Dallas sat ramrod straight in his seat the whole time, clapping mechanically every now and again. But he always kept an eye on the phone in my lap. I didn’t really blame him. I was doing the same.
I watched the seats on the other side. For about the first ten minutes, they stayed empty. Wouldn’t that be convenient if they just decided not to come? But then the seat occupants filed in.
It was a pretty, young mom and three little kids, giggling in their seats their hot dogs and cotton candy. The two little boys had brought baseball mitts and one had decided to wear his as a hat.
I felt sick in more ways than one.
I couldn’t have any good justification for this. There’s nothing anyone can do to make killing little kids right.

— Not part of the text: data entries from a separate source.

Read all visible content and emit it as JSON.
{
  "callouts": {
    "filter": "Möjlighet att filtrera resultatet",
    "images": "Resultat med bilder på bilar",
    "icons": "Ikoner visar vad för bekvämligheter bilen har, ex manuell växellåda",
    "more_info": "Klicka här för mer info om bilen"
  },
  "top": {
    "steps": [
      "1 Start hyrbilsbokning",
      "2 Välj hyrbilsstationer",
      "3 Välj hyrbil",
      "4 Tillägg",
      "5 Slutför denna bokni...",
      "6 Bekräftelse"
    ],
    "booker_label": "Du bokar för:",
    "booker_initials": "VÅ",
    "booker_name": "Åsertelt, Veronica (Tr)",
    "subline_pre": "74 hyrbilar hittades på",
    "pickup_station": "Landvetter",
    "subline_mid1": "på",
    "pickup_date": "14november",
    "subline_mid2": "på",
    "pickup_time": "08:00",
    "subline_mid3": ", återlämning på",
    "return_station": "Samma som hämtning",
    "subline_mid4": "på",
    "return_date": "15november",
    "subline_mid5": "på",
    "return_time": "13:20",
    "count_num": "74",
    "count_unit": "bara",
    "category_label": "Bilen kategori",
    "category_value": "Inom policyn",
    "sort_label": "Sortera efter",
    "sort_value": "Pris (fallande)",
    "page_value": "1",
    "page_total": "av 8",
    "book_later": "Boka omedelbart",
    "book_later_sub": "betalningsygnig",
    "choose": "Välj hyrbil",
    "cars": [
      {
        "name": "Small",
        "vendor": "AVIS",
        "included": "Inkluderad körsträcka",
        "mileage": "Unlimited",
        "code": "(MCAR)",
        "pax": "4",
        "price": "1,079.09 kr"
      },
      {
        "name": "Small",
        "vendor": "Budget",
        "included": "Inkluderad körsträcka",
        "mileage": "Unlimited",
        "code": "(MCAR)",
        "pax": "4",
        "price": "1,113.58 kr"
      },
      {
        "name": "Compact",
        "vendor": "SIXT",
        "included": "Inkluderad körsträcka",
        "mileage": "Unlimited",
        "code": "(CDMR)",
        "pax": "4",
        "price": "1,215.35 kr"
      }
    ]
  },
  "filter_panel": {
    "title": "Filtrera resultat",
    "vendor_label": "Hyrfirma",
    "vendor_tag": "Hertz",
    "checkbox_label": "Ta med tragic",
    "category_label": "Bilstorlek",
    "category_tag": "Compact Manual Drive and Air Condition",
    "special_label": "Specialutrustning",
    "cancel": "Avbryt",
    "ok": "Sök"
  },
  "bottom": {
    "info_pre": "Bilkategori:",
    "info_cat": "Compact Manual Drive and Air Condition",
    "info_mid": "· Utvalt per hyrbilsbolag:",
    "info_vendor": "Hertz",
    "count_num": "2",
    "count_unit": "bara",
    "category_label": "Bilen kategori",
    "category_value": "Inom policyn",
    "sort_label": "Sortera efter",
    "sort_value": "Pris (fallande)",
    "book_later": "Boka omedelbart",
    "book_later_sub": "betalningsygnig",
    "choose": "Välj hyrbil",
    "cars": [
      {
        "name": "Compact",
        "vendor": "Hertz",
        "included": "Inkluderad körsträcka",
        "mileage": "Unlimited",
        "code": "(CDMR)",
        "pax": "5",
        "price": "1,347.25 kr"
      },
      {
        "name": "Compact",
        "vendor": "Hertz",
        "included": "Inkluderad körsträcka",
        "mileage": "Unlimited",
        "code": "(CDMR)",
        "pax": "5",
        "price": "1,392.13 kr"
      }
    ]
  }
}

But there I sat, detonation button in hand.
I took a deep breath and stuck my hands in my pockets. It was okay. It was just going to short circuit and maybe spew a little smoke. The worst that would happen would be a few bruises.
It was okay.
Now, at least. But what if I hadn’t pulled that wire? What if the plan had continued? What if . . . I hadn’t lost my memories? Just the thought seemed to push any memory further back into the shadows of my mind.
I clenched my jaw and concentrated hard on the game going on below. The teams were just switching positions on the field. A voice crackled over the speaker just then.
“We’d like to welcome some special guests to the game tonight,” the voice echoed over the stadium speakers. “Tonight we have joining us the wife and children of our city’s own Amazing Man!”
The camera screen above the field flicked over to show a mom and three kids, one wearing a baseball glove as a hat. Smiling a small smile, the mom stood up, motioning for her kids to do the same. They all stood and waved, grinning.
Dallas made a noise in the seat next to me.
The kid without the baseball glove on his head. I’d seen his face before. The dimples. The round face. The cowlick.
“Let’s give them a hand!” cheering and clapping echoed through the stadium. Even the baseball teams joined in.
Call it a bad sense of timing. Call it dramatic flair. But that was when I decided was a good time to “set off” the bomb.
The instant after my finger touched the screen, there was a loud “POP” and a good section of the seats around the bomb visibly jumped. The cheering instantly turned to screams as smoke started pouring out from under the bleachers.
Pretty much all of my gang’s jaws dropped. Dallas looked pretty surprised too, but in a much better way than Liza.
Liza’s shocked and disappointed look was quickly turning angry, however.
She knew what went wrong. And she was going to find out who made it go wrong.
Time to put some theatrical skills to work.
I stood on my seat and spiked the phone on the ground with a roar. “That was supposed to WORK! What the . . .” I tugged at my hair angrily and swore.
That got quite a bit of attention. Also absolutely no suspicion from the gang. They were too busy running away. Dallas stayed, petrified, next to me.
I let out another yell and pointed dramatically towards where the family was, all the kids huddled around their mom as they moved away from the smoke.
“Just you wait!” I yelled, racking my mind for some villain cliché to make use of. “You haven’t seen the last of me! I’ll get you yet!”
It was quiet except for a few lingering screams, then there was the start of another cheer.
About three things happened at once.
I heard an almost bird-like whoosh behind me.
Dallas, who was looking that way to begin with, said: “Sir!”
And something hit the back of my head, right on the already existing gash.
Then everything exploded into pain and whiteness.
M’kay now some polls for fun. While I’m in all of your good graces. ❤
Well, hope you enjoyed! Tune in next time! 😛
And, as always, please comment!